“You seem to always have a lot of luck”
Somebody I have known for only seven months said this to me.
Quick rundown of the last seven months – I separated from my husband (though we had been separated in the same house for over a year previously), became a single mom, had my house broken into, worked full time while studying at night to get my degree, worked hard to upskill and change the direction of my career, faced the challenge of an unknown future with my job contract ending, all the while living in Ireland, an ocean away from my family.
Same story different perspective. I have discovered strength in myself that I didn’t know I had. I have done things I have never done before. I have followed my dreams and pursued my interests. I have created some amazing memories with my kids and shared quality time with them – exploring the beautiful island of Ireland, playing games, baking cookies, laughing. I have read some truly insightful and thought-provoking books. I have met new people and made new friends.
The Connection between Hard Work, Hard Times and Luck
Her simple phrase made me think about life and the correlation between hard work, hard times and luck. I once heard an entrepreneur say something along the lines of “You will look back on your life and see serendipitous moments, moments you can credit to luck that made you a success. But only you know how hard you worked to create that luck – perfecting not only your business, but going out of your way to put yourself in the face of opportunity, failing often… which ultimately led to the ‘luck’ to which you can credit your success”
America’s Rubber Shortage…
During World War II there was a rubber shortage in America. Seeking to remedy this problem, a scientist at GE invented a rubber-like substance – it stretched, pulled, bounced and even snapped in half when pulled too hard. It wasn’t suitable to use to make gas masks and tires, as he hoped. So he sent the substance, dubbed ‘Gupp’ to different people around the world to see if someone could come up with a use for it. No one could.
Led to a bit of luck… and Hard Work..
A professor at Harvard, who had received the substance, decided four years later to bring his sample to a party he was having. At that party, a man who was out of work named Peter Hodgson watched as all of the adults played with the substance. He decided it would make a great toy! He borrowed $147 and bought the rights to Gupp from GE. He packaged it in little plastic eggs and renamed it Silly Putty.
Today, it’s safe to say the population of people who have never played with Silly Putty is relatively small. It’s a classic. However, when he first launched it… it was a total flop!!
Though the toy was in several stores, nobody bought it.
A bit of Luck
Months later, a writer for the New Yorker stumbled upon it at a bookstore in NYC, bought it and loved it! He loved it so much he wrote about it in the magazine. Over 100,000 orders came in the next few days.
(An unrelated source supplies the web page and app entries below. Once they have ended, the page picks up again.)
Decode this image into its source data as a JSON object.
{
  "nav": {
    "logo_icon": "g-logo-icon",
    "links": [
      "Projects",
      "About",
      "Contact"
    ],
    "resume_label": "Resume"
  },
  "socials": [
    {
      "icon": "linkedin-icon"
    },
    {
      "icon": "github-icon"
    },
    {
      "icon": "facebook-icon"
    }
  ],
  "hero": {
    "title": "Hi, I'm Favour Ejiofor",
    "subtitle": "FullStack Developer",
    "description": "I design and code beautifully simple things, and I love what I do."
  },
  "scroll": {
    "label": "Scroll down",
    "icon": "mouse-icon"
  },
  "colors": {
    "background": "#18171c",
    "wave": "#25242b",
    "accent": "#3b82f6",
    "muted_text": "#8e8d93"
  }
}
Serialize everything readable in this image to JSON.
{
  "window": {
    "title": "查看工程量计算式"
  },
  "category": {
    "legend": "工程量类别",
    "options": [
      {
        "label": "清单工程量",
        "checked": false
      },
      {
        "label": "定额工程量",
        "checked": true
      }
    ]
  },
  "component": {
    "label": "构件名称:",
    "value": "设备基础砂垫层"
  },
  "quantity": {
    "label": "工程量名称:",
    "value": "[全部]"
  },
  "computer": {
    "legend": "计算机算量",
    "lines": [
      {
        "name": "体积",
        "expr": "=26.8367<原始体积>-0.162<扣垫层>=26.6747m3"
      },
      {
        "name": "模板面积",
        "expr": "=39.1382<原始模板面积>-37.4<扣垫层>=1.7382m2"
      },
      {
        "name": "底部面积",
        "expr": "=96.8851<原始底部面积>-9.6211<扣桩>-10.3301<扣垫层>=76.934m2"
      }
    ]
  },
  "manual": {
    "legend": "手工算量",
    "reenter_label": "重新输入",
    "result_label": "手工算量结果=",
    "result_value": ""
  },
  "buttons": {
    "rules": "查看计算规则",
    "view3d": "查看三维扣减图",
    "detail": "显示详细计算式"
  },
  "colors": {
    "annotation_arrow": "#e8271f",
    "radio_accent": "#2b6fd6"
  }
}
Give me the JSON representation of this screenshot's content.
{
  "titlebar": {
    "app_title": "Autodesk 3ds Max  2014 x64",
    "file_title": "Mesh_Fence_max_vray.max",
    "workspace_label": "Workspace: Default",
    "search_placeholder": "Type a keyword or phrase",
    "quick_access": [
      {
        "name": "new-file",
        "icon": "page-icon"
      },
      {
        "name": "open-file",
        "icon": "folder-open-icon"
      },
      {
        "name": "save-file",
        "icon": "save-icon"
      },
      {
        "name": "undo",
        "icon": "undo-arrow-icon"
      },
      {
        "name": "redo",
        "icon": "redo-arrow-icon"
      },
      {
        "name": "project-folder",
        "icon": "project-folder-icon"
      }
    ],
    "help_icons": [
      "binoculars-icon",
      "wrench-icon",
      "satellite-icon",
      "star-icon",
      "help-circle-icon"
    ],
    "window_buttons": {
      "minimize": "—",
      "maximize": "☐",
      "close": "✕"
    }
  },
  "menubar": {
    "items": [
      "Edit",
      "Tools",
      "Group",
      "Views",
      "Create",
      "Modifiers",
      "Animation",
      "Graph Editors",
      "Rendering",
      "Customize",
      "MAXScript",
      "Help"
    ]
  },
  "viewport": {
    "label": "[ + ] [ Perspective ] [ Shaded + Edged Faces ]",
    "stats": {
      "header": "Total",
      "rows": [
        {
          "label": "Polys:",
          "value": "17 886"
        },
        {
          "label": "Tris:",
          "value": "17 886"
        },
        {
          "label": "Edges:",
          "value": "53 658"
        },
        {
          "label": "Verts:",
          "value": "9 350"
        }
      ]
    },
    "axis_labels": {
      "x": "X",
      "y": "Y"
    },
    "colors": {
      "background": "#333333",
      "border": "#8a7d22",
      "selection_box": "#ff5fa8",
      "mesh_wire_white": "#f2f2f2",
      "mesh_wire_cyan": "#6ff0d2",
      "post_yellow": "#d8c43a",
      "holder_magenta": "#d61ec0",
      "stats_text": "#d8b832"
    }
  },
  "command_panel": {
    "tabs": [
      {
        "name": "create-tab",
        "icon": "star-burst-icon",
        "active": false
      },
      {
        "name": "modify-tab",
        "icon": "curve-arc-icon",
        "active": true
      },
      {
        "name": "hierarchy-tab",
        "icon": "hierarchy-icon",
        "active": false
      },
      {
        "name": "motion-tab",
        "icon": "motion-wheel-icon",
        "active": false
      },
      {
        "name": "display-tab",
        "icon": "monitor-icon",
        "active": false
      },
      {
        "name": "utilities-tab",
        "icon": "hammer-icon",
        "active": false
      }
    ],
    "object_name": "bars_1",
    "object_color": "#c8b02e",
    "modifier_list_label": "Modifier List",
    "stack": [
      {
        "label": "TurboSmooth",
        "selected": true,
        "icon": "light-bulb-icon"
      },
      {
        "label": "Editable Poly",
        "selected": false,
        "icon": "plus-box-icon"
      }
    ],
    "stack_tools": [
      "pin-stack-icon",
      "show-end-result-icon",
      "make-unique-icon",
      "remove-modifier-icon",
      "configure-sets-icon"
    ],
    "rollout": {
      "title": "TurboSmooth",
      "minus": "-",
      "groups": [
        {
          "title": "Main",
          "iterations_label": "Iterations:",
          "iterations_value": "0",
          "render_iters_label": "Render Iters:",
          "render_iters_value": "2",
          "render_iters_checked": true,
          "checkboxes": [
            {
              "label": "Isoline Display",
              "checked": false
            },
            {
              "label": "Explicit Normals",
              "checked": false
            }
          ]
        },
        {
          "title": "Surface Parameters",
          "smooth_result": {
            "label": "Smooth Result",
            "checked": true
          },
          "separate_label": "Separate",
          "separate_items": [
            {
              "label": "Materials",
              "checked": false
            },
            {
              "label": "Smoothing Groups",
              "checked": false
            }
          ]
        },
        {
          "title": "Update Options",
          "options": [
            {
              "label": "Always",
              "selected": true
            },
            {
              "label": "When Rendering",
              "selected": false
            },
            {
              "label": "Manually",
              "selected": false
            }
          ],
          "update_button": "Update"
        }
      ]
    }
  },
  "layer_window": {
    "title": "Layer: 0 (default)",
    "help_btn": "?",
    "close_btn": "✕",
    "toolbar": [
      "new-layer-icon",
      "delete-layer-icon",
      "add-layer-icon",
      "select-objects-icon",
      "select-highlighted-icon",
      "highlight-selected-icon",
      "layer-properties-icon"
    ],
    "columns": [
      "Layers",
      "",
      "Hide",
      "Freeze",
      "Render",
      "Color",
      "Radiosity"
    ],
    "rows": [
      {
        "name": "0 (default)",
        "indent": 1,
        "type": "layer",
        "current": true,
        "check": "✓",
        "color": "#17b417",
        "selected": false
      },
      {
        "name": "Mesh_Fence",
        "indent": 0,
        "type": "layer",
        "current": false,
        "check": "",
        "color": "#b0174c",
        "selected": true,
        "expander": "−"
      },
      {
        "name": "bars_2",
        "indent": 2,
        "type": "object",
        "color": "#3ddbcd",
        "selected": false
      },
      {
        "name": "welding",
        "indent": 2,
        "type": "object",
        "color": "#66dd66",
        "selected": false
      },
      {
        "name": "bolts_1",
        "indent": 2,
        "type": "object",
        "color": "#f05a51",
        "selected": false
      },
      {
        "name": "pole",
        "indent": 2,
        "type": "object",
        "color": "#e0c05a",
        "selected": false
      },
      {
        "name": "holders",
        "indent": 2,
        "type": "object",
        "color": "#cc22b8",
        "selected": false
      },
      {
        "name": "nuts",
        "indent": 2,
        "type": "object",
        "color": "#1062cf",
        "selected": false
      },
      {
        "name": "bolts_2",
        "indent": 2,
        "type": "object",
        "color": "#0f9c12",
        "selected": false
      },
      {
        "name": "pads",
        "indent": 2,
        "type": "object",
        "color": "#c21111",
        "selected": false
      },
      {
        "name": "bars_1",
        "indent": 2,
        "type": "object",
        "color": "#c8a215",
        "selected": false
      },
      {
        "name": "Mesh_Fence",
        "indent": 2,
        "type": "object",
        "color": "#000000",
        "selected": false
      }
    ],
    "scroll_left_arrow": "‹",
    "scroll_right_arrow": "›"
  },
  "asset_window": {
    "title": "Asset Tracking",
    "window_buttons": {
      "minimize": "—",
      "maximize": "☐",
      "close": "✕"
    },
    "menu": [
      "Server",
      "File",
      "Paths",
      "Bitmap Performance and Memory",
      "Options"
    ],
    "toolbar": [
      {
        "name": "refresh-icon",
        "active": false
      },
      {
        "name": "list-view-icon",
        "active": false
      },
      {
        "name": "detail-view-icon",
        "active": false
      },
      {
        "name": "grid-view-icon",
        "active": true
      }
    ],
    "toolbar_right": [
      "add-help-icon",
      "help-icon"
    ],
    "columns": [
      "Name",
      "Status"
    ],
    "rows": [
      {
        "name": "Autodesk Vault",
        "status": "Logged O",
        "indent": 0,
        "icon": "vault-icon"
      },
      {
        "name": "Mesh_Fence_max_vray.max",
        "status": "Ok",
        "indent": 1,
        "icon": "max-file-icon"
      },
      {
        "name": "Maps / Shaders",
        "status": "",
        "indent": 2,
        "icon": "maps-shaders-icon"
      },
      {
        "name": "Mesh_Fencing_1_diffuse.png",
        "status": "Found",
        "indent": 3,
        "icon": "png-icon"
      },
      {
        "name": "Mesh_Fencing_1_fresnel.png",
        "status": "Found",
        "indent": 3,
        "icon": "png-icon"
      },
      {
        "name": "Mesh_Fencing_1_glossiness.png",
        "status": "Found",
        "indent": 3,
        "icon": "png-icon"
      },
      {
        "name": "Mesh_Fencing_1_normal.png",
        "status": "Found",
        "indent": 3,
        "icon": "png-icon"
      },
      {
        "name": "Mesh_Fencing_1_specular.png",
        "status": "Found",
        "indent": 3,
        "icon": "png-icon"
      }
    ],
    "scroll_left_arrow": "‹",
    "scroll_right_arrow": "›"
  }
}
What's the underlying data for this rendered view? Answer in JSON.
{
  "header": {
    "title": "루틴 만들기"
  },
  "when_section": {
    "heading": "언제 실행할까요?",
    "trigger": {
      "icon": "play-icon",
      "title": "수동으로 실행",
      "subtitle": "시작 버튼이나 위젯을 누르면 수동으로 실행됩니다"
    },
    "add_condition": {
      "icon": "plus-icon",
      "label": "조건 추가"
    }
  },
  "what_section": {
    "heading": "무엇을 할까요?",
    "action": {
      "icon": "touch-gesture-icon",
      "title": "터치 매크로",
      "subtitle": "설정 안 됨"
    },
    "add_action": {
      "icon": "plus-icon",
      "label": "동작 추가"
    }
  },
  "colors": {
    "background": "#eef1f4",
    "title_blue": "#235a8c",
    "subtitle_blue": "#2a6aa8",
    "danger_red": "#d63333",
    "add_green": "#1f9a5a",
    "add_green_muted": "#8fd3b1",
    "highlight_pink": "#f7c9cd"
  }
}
As a bit of ‘luck’, Silly Putty became an instant success.
When Peter Hodgson passed away, decades later, the once destitute man left an estate worth more than $140 million.
He had worked hard, failed and had a bit of luck.